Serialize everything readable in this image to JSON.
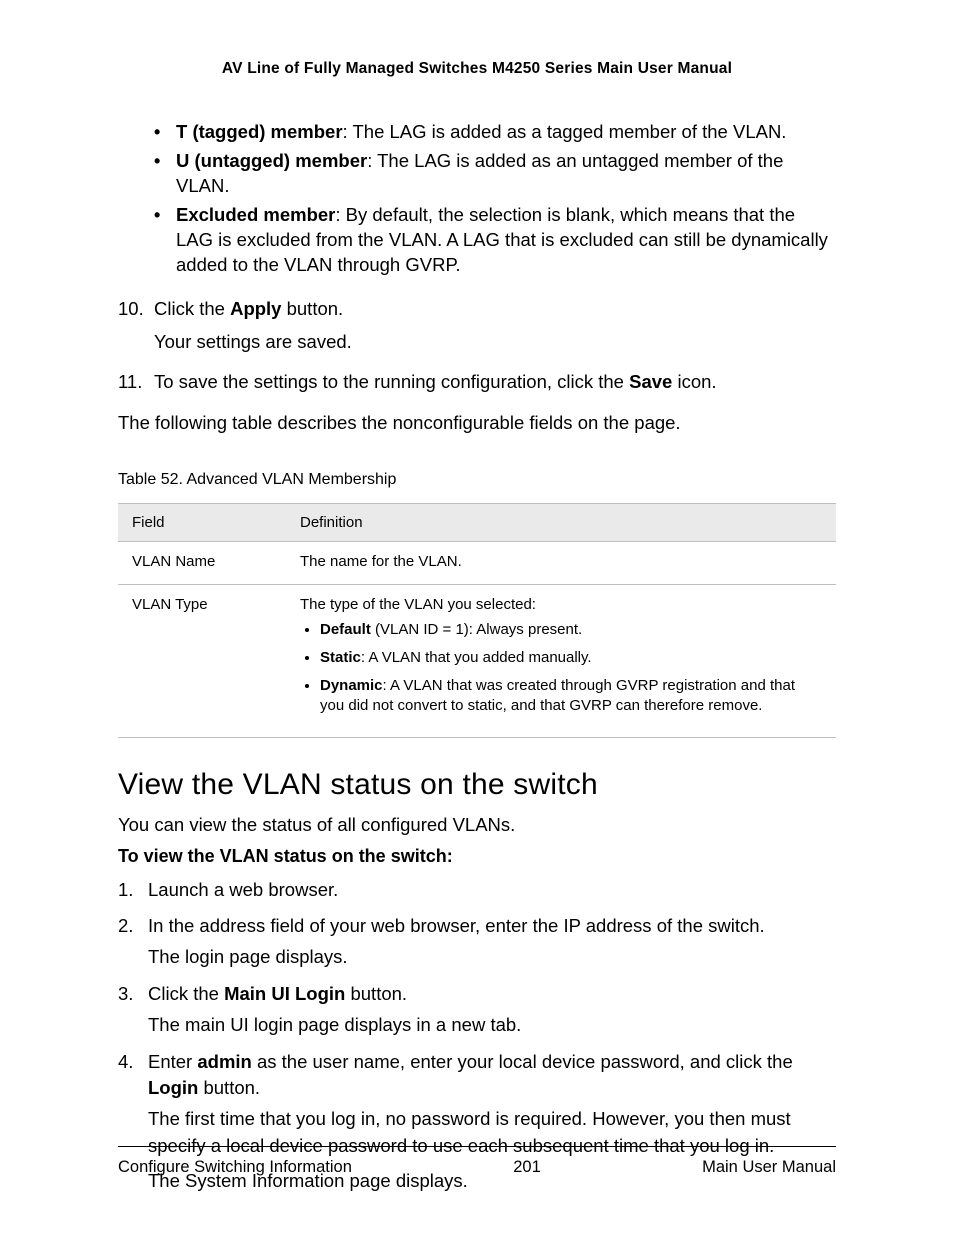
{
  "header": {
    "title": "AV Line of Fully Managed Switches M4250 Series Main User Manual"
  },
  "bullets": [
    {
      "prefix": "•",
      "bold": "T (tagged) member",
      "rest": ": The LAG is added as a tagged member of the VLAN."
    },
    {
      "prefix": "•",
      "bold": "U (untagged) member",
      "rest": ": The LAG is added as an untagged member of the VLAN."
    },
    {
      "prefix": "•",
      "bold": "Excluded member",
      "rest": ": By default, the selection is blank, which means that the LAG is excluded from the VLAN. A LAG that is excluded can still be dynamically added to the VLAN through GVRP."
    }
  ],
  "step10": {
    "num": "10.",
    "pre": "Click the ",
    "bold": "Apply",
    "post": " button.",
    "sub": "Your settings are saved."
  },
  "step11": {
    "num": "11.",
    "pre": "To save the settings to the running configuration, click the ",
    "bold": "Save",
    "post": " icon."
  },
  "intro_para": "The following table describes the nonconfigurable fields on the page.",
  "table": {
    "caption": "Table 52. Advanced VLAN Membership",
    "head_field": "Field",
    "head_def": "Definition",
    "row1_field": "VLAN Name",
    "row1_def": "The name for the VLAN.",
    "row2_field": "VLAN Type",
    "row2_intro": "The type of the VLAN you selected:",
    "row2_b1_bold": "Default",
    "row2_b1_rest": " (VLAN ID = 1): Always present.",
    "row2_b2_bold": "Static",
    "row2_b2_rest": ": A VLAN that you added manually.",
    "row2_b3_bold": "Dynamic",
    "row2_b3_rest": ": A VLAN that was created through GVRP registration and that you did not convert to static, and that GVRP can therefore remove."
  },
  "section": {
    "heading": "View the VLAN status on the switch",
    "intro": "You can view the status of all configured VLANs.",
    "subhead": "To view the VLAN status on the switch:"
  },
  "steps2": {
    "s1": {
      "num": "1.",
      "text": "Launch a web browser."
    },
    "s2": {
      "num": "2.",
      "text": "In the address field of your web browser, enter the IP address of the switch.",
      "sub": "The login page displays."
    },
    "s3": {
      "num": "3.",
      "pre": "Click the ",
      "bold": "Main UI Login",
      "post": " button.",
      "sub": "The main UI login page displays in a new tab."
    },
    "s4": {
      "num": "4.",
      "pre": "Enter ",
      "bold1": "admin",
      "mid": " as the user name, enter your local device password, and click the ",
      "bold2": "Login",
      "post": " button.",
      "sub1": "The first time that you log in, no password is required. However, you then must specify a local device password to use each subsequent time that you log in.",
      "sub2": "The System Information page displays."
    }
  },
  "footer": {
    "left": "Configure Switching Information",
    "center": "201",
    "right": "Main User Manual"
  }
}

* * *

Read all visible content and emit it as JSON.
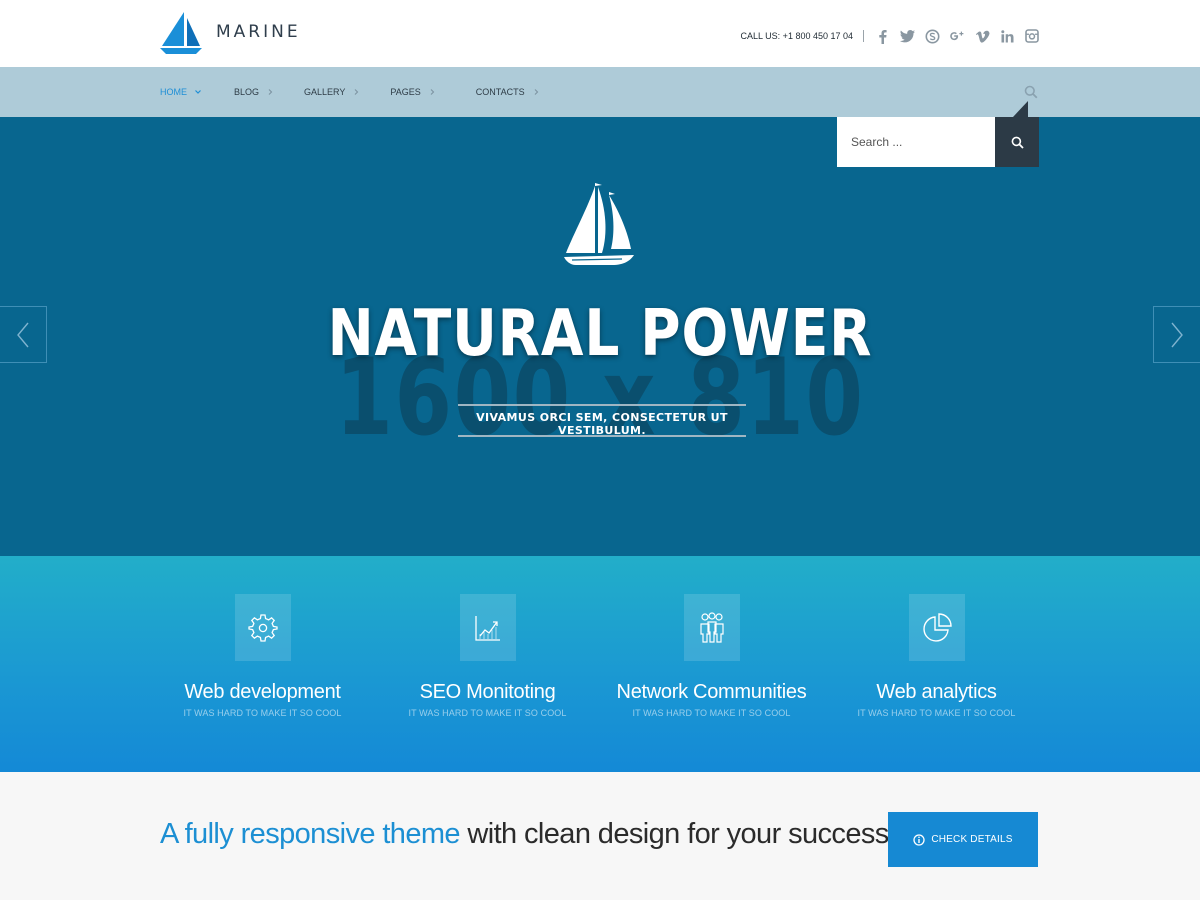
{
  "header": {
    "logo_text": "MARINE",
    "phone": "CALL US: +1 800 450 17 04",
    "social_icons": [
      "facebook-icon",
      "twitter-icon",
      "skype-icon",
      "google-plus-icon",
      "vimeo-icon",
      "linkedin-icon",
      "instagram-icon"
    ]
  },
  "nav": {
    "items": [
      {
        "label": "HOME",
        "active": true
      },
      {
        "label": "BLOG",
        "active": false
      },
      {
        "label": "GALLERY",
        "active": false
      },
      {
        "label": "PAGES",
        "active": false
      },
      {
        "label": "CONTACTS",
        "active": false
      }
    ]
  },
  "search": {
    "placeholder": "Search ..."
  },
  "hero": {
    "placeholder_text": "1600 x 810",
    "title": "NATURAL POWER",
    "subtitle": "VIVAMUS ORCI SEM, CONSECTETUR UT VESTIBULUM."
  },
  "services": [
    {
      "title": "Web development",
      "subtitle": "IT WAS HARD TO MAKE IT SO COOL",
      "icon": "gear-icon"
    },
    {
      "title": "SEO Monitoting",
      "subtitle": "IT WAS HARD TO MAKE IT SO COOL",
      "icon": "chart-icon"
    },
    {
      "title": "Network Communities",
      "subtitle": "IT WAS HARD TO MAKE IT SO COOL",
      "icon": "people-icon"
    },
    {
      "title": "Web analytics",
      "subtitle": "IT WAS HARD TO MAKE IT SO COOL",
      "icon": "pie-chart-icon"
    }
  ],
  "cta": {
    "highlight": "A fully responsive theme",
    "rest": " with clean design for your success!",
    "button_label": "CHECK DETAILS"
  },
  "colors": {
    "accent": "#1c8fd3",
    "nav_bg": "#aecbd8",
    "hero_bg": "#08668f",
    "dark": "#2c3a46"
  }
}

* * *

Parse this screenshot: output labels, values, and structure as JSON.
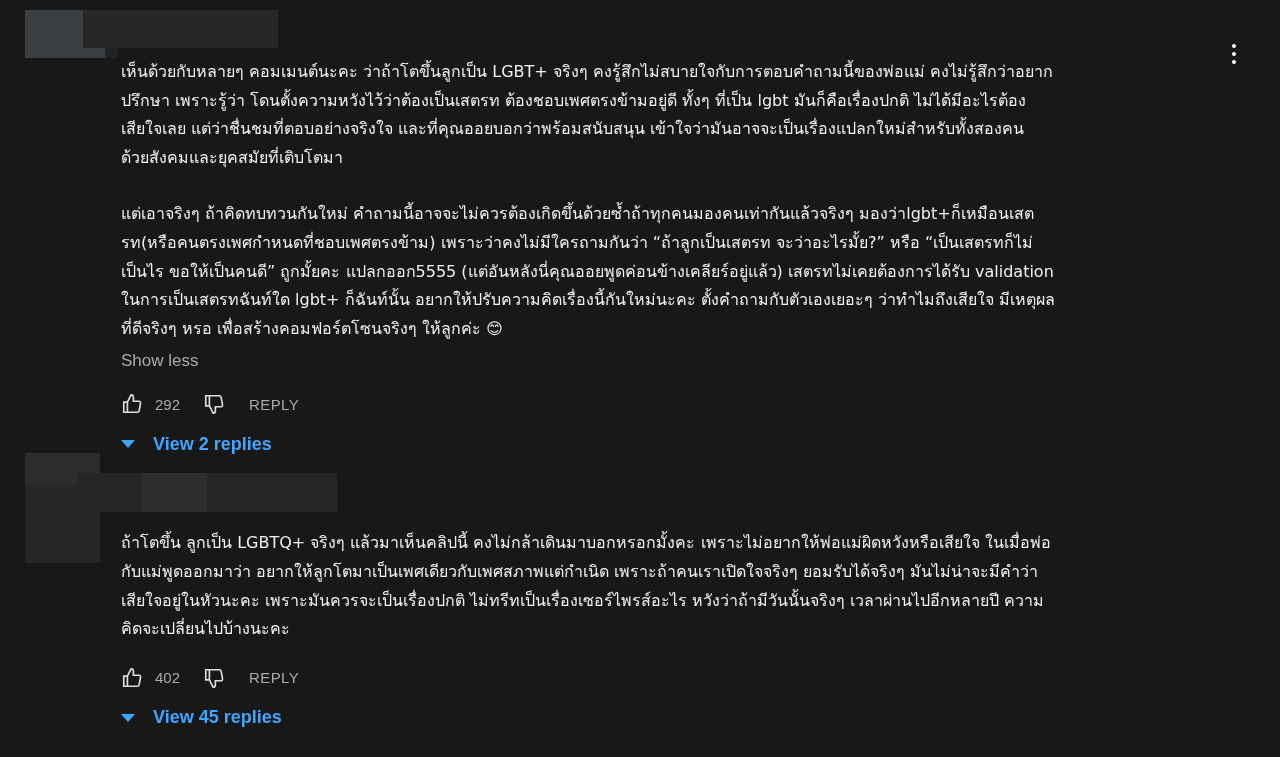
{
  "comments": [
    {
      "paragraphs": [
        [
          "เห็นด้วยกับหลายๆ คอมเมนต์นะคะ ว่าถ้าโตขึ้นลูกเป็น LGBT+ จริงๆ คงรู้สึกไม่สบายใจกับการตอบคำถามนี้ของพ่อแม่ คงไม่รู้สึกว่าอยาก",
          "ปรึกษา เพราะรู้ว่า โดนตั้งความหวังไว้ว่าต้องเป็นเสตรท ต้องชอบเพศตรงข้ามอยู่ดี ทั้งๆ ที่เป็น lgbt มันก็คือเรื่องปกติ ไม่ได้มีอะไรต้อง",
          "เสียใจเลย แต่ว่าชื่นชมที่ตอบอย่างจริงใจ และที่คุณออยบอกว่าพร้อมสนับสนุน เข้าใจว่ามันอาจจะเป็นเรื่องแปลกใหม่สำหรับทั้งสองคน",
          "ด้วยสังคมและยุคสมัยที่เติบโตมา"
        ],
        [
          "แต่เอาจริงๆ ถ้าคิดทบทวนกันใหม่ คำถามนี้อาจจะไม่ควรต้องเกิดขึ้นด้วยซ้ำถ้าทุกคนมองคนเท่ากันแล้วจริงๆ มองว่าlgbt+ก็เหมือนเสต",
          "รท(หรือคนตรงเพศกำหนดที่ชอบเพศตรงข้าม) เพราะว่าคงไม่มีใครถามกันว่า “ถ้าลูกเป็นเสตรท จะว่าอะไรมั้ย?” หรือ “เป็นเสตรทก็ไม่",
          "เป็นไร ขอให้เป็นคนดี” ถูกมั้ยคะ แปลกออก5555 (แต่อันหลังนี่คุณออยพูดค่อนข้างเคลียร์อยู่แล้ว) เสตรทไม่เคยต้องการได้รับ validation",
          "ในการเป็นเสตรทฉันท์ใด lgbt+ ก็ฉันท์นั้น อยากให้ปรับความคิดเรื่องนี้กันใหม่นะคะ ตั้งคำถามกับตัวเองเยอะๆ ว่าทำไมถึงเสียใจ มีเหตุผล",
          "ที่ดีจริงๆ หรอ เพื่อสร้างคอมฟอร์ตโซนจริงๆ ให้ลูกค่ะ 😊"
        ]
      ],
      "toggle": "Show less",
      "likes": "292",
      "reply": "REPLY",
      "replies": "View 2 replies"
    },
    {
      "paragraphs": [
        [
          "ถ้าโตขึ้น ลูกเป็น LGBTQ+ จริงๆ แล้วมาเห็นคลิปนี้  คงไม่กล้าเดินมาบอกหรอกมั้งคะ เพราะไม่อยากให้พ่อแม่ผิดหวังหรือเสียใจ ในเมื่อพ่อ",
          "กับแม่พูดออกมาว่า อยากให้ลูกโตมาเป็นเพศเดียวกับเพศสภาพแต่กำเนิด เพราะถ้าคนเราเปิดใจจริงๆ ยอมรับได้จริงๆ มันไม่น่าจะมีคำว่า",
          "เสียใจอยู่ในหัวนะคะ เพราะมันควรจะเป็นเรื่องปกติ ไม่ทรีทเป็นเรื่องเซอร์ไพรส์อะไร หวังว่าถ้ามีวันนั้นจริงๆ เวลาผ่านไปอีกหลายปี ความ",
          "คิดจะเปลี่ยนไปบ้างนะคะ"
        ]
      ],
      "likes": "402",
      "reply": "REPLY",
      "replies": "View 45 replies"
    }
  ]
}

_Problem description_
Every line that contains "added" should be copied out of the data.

_Completed task_
      "rest": ": The LAG is added as a tagged member of the VLAN."
      "rest": ": The LAG is added as an untagged member of the VLAN."
      "rest": ": By default, the selection is blank, which means that the LAG is excluded from the VLAN. A LAG that is excluded can still be dynamically added to the VLAN through GVRP."
    "row2_b2_rest": ": A VLAN that you added manually.",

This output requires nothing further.